PNOC Exploration Corp., the upstream oil and coal arm of state-run Philippine National Oil Co., targets to bid out by January next year the contract to provide modular units for the planned compressed natural gas station in Mamplasan, Laguna.
This will allow the winning bidder to start as soon as possible the necessary civil works to complete the CNG refilling station before the election ban takes effect next year, according to Evelyn Reyes, director of the Energy Utilization Management Bureau (EUMB) of the Department of Energy.
Reyes explained that PNOC EC decided to put up a mobile, modular CNG station in another location in Laguna to replace the existing daughter station of Pilipinas Shell Petroleum Corp., instead of simply retrofitting it. Another mobile CNG station is also being planned in Batangas City.
The original plan—when the government signed an agreement with Shell early this year to take over the oil firm’s CNG mother and daughter stations—was to simply replace the technology used in the daughter station.

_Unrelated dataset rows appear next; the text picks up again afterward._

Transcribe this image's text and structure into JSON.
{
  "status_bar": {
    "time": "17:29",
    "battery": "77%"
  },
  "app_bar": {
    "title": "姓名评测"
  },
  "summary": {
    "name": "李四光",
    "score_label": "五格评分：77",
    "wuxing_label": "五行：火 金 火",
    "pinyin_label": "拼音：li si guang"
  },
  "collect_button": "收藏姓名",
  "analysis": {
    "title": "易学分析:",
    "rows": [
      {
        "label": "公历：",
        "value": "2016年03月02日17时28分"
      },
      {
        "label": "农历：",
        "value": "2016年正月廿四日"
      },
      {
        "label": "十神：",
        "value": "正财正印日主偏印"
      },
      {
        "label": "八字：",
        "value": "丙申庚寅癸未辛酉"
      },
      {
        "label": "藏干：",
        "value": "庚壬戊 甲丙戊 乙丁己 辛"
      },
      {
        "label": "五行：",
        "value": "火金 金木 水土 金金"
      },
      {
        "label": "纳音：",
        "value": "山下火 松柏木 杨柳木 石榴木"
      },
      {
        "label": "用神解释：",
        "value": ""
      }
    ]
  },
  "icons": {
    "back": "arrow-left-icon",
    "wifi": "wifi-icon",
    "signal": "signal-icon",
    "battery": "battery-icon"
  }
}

It should be recalled that the technology used by Shell was partly blamed for the company’s inability to provide adequate CNG supply to bus owners.
However, there was a dispute over the current site’s leasing rates, which PNOC EC deemed high, Reyes said.
It was also deemed more prudent to select another location that charges lower rental rates since PNOC EC would be putting up new equipment using the latest in CNG technology which might require bigger investments. Based on initial estimates, retrofitting Shell’s existing refilling station would require P77 million.
Shell, in the meantime, will continue operating its CNG refilling station until PNOC EC completes the new Laguna station.
Putting up the refilling station will be the first project in the government’s planned P400-million capital investment for the construction of CNG facilities in Luzon.
The acquisition of Shell’s lone mother station in Batangas and lone daughter station in Laguna is being used as a platform by the government to aggressively push for the massive use of alternative fuels like CNG for public transport in the Philippines. One of the goals of the DOE is to have as many as 1,000 buses running on CNG over the long term.
The Philippine government has been pushing for the use of alternative fuels, such as natural gas, as this can help address concerns over rising fuel prices, diminishing petroleum supply and several environmental issues.
In September this year, PNOC EC disclosed that it was still waiting for the DOE approval on CNG pricing, which previously stood at P14.25 a liter.